▸ YOUR TASK
The expected answer is every line from the material below that has the word "symptoms".

━━━━━━━━━━━━━━━━━━━━━━━━━━━━━━

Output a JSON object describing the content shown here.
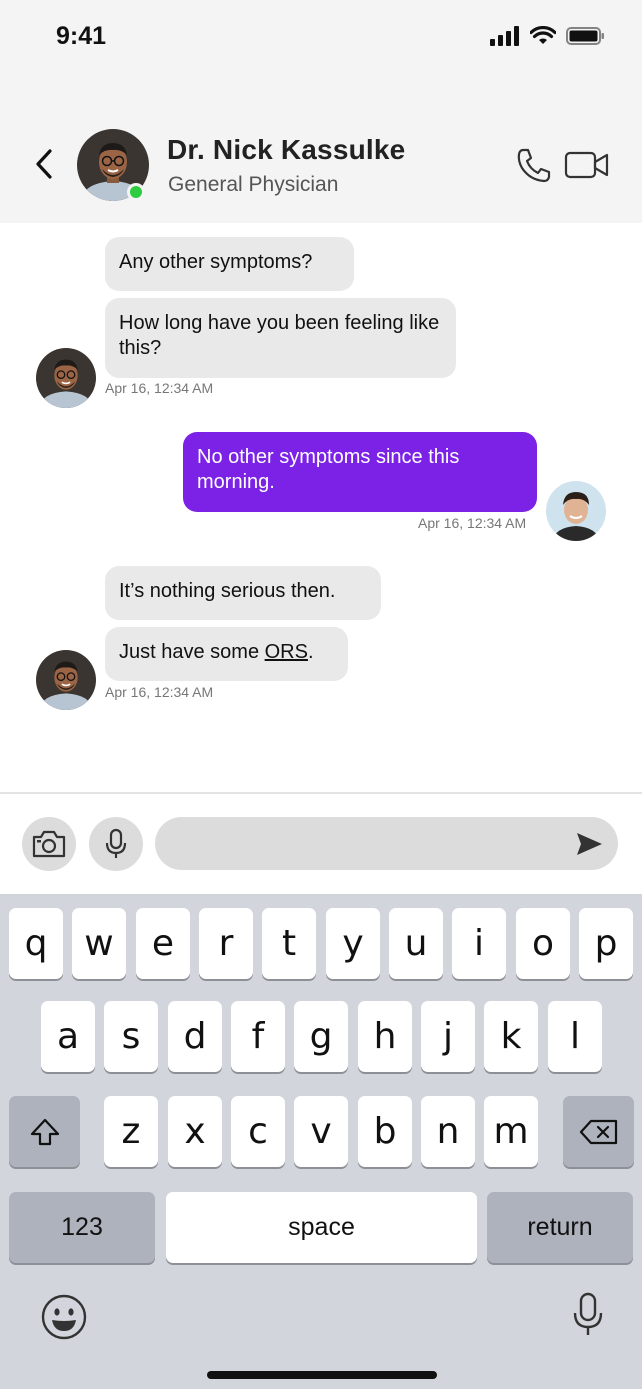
{
  "status_bar": {
    "time": "9:41"
  },
  "header": {
    "name": "Dr. Nick Kassulke",
    "title": "General Physician",
    "online": true
  },
  "messages": [
    {
      "sender": "doctor",
      "text": "Any other symptoms?"
    },
    {
      "sender": "doctor",
      "text": "How long have you been feeling like this?",
      "timestamp": "Apr 16, 12:34 AM"
    },
    {
      "sender": "user",
      "text": "No other symptoms since this morning.",
      "timestamp": "Apr 16, 12:34 AM"
    },
    {
      "sender": "doctor",
      "text": "It’s nothing serious then."
    },
    {
      "sender": "doctor",
      "text_before": "Just have some ",
      "link": "ORS",
      "text_after": ".",
      "timestamp": "Apr 16, 12:34 AM"
    }
  ],
  "composer": {
    "value": "",
    "placeholder": ""
  },
  "keyboard": {
    "row1": [
      "q",
      "w",
      "e",
      "r",
      "t",
      "y",
      "u",
      "i",
      "o",
      "p"
    ],
    "row2": [
      "a",
      "s",
      "d",
      "f",
      "g",
      "h",
      "j",
      "k",
      "l"
    ],
    "row3": [
      "z",
      "x",
      "c",
      "v",
      "b",
      "n",
      "m"
    ],
    "numbers_label": "123",
    "space_label": "space",
    "return_label": "return"
  },
  "colors": {
    "accent": "#7b22e6",
    "incoming_bubble": "#e9e9e9",
    "online": "#2ecc40"
  },
  "icons": [
    "back-chevron-icon",
    "phone-icon",
    "video-camera-icon",
    "camera-icon",
    "microphone-icon",
    "send-icon",
    "shift-icon",
    "backspace-icon",
    "emoji-icon",
    "dictation-icon"
  ]
}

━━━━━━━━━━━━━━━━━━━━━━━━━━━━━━

▸ REPLY TO THE TASK
      "text": "Any other symptoms?"
      "text": "No other symptoms since this morning.",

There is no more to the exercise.